MPOD was found to be substantially correlated with brain function and intellectual ability in a study of 51 kids aged 7 to 13.
Another research of 56 kids aged 8 to 9 indicated that MPOD was favorably correlated with scholastic achievement.
On the other hand, poor MPOD has been associated with poorer mental performance. Lower MPOD was linked to worse performance on mental tasks, worse memory, and shorter reaction time, according to a study of 4,453 adults.
Kale, parsley, spinach, basil, peas, leeks, lettuce, carrots, broccoli, and green and red peppers are some of the foods that are highest in lutein and zeaxanthin. Lutein and zeaxanthin are also found in eggs and pistachios.
Add chopped red pepper, sliced carrots, and hard-boiled eggs to a large spinach and herb salad for a filling pre-study-session lunch that is high in brain-health supporting carotenoids.
To add more protein and good fats, dress the salad with a drizzle of olive oil and vinegar and a small handful of chopped pistachios.
SUMMARY: Increasing your intake of carotenoid-rich red, green, and orange vegetables can help improve your overall nutrient intake and may help boost your brain health.
The bottom line
It’s crucial to maintain a healthy eating routine while you’re studying and taking tests.
Though maintaining a generally healthy diet and lifestyle is most crucial, research indicates that some foods may improve mental function, making them a great option for students.

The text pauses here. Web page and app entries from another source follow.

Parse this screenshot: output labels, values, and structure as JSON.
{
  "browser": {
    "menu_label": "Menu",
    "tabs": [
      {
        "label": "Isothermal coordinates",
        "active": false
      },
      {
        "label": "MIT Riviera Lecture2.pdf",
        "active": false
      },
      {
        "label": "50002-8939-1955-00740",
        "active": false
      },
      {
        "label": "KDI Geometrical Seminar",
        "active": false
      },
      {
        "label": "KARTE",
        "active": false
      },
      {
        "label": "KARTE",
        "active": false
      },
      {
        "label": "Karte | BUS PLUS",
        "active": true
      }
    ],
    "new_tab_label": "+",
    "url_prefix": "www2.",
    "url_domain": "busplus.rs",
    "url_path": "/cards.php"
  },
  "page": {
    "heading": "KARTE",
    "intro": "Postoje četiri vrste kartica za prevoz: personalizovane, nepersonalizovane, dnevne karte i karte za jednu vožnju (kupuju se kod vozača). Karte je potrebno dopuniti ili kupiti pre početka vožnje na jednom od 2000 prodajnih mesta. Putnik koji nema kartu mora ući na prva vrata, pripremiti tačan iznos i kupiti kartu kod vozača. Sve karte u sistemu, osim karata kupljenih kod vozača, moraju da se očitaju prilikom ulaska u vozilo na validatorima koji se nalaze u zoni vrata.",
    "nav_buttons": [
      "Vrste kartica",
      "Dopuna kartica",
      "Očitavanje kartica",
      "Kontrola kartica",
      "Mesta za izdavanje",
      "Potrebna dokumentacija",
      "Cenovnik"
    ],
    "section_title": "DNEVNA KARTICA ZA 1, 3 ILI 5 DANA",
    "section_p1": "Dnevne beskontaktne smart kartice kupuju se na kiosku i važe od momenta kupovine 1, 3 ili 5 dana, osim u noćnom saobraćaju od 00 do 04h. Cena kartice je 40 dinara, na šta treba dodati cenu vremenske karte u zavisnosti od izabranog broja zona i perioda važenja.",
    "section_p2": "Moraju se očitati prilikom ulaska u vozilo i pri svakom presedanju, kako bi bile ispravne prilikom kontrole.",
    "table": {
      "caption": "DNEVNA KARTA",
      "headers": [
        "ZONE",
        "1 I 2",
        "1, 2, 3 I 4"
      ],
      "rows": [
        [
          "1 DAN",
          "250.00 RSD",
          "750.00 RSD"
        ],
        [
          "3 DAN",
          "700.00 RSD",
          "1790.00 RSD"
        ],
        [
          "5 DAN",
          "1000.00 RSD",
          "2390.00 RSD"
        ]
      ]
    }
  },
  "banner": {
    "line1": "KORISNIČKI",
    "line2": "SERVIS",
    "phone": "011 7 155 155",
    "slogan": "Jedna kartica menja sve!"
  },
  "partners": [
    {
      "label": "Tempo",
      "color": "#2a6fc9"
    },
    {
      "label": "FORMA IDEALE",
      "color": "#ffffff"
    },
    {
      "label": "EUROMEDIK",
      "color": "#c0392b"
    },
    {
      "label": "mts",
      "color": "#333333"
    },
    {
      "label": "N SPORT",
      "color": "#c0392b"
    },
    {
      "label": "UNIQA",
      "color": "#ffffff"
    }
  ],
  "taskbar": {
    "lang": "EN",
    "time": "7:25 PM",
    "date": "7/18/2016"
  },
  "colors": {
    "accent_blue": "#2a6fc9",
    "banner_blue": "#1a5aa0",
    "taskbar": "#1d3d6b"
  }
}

Try including a few of the foods mentioned above in your diet if you want to boost your general health and mental function.